“There are two ways to think about this. Chris takes the path that says the example is irrelevant because most software isn’t that way. I take the path of saying that the example is spot on because all software should become a language if done right. The benefit? Your small team is enormously more productive as are your customers if you can actually make the language something they can grasp and use. There is a reason these small teams built languages (though I’m not sure I view Linus as a tool/language). In fact, Quattro Pro had no less than 18 interpreters buried in the guts. Very few of them were surfaced for end users, most were there to make the code simpler and the product more powerful.”

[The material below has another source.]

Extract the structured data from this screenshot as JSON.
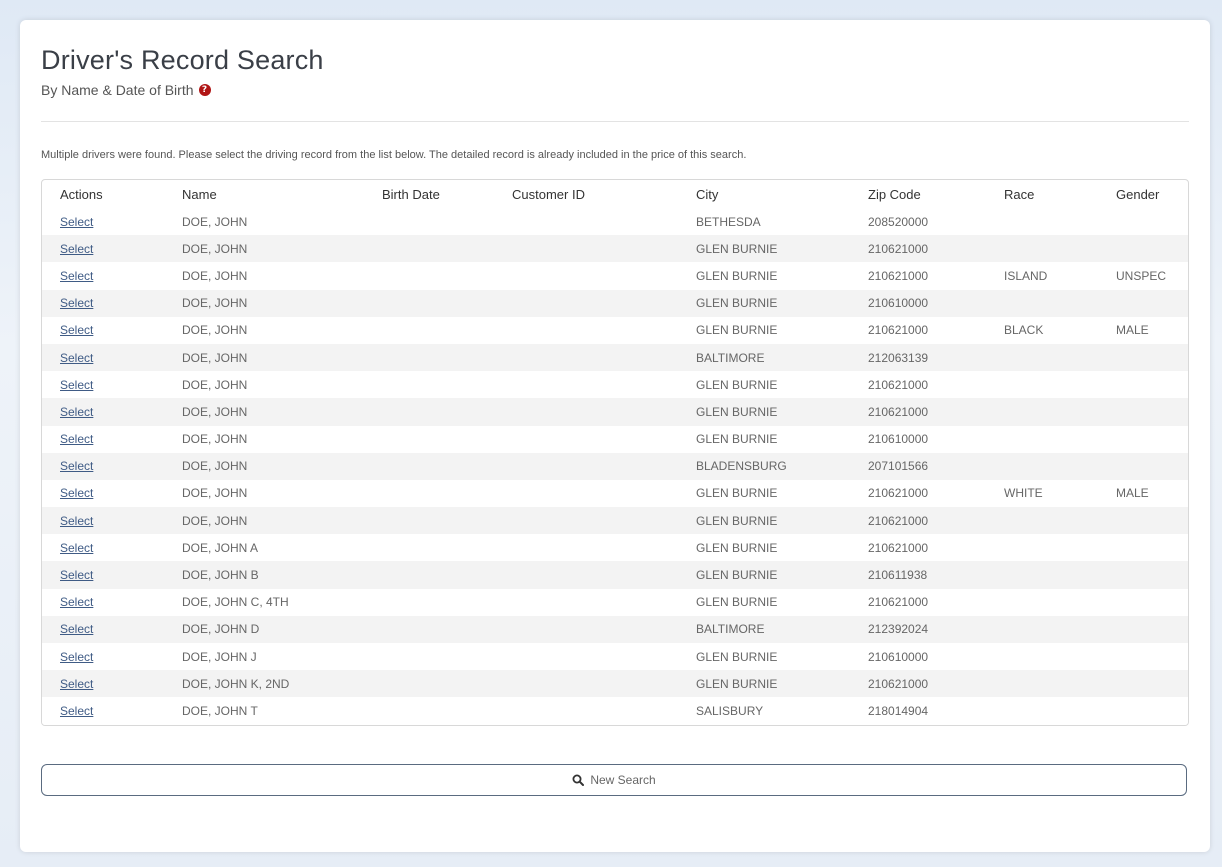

So if you’re building something complex that has to meet a lot of different people’s needs (and whose needs are constantly changing) then you need to see through the cloud of conflicting requirements to the generic tools that would enable solutions to actually emerge. And the most powerful tools are actually going to be languages.
“Don’t kid yourself that a giant team running around gathering requirements and hacking out use cases in monolithic modules is building software, business or otherwise. It’s creating an unmaintainable mess that makes nobody but the IT guys that assembled that laundry list happy. Certainly the business users who it lands on are going to find it isn’t what they thought they were getting and it is almost impossible to change it into what they wanted.”
If we solve today’s problem, we’re hosed. Today’s problem isn’t the real problem… it’s just one iteration of it. So we shouldn’t give into the temptation to “hard code” stuff for the check-list people just to please them in the short term. The requirements and use cases of today have to be expressed in terms of our tools and linguistic abstractions: we need to invest efforts in expanding their scope and expressiveness.